from The American Heritage® Dictionary of the English Language, 4th Edition
- adj. Of or relating to a limit or boundary.
- adj. Limiting; restrictive.
- adj. Archaic Limited.
from Wiktionary, Creative Commons Attribution/Share-Alike License
- adj. Of or pertaining to a limit or boundary
- adj. That limits or restricts
from the GNU version of the Collaborative International Dictionary of English
- adj. Placed at the limit, as a guard.
- adj. Confined within limits; limited in extent, authority, power, etc.
- adj. Limiting, or tending to limit; restrictive.
- n. That which serves to limit; a boundary; border land.
- n. A limiter. See Limiter, 2.
from The Century Dictionary and Cyclopedia
- Marking or maintaining a limit or boundary; limiting; restrictive.
- Subject to limitation; restricted within limits; limited.
- n. That which constitutes a limit or boundary, as a stretch of land; a border-land.
- n. Same as limiter, 2.
Sorry, no etymologies found.
It is a perfect cosmopolite in essence and in action; it has nothing local or limitary in its nature; it participates the character of the soul from which it emanated.
For a philosopher should not see with the eyes of the poor limitary creature calling himself

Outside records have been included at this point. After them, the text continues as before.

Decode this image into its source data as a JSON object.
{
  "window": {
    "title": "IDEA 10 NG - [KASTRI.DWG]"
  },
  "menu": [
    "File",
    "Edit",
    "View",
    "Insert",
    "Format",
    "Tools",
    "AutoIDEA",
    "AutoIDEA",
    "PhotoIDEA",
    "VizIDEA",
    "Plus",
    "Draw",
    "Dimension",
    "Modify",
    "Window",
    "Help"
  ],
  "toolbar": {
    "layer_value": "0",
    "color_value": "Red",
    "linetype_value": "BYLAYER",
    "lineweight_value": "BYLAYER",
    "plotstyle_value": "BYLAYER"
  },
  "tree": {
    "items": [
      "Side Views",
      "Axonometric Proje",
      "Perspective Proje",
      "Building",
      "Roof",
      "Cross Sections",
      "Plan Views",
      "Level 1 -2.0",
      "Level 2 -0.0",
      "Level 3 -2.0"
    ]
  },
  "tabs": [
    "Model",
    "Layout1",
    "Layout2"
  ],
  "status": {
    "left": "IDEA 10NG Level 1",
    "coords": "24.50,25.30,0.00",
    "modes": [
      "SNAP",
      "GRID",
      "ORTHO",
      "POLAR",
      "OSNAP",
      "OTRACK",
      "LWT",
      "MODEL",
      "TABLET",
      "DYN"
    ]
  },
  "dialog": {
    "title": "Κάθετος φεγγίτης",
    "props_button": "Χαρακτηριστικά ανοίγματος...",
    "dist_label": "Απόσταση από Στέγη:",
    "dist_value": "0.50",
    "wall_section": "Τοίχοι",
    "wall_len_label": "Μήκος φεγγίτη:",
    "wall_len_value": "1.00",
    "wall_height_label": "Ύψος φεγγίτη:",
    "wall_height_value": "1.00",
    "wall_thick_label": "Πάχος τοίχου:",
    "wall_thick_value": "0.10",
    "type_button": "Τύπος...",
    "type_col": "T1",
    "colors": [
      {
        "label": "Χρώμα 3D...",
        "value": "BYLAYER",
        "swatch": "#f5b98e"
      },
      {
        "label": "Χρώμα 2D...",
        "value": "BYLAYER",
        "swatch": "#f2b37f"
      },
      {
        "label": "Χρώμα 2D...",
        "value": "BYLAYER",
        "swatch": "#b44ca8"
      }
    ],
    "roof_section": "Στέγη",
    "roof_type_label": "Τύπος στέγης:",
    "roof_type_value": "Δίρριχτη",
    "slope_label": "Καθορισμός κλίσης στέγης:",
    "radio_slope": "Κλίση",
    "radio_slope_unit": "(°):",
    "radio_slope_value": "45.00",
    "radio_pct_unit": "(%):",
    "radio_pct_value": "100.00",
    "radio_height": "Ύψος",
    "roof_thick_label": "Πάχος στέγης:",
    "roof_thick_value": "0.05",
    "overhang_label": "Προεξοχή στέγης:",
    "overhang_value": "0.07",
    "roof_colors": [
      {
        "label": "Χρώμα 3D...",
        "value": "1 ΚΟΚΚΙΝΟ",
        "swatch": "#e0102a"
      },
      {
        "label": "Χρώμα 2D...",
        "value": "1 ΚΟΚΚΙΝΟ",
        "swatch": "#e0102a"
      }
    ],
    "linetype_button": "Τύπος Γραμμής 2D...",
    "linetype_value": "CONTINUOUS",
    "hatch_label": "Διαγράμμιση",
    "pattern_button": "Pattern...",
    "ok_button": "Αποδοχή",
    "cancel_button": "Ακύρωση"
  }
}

He was reminded, however, that his power was limitary, and that he would not be allowed to exceed it.
He is finely _imagined_, and poorly _conceived_, -- true, that is, to the inspiring substance of man, but not true to his limitary form: for imagination gives the revealing form, conception the form which limits and conceals.
But if, on the other hand, his book be written in full, unblinking view of all that is fixed and limitary in man and around him, and if, in face of this, it conduct growth to its consummation, then we may give him something better than any praise, -- namely, heed.
He is still a little straitened, a little pestered by the doubting and critical optics which our time turns upon man, a little victimized by his knowledge of limitary conditions and secondary laws.
The Philippine Commission commenced its functions as the legislative body, with limitary executive powers in addition, on September 1,
It would be easy to add exceptions to the limitary tone of English thought, and much more easy to adduce examples of excellence particular veins: and if, going out of the region of dogma, we pass into that of general culture, there is no end of the graces and amenities, wit, sensibility, and erudition, of the learned class.
The brilliant dare-devil from Italy despised alike the raw, limitary, reputable, priggish undergraduates and the dull, snuffling, smug-looking, fussy dons.
Through courts, through camps, o'er limitary floods;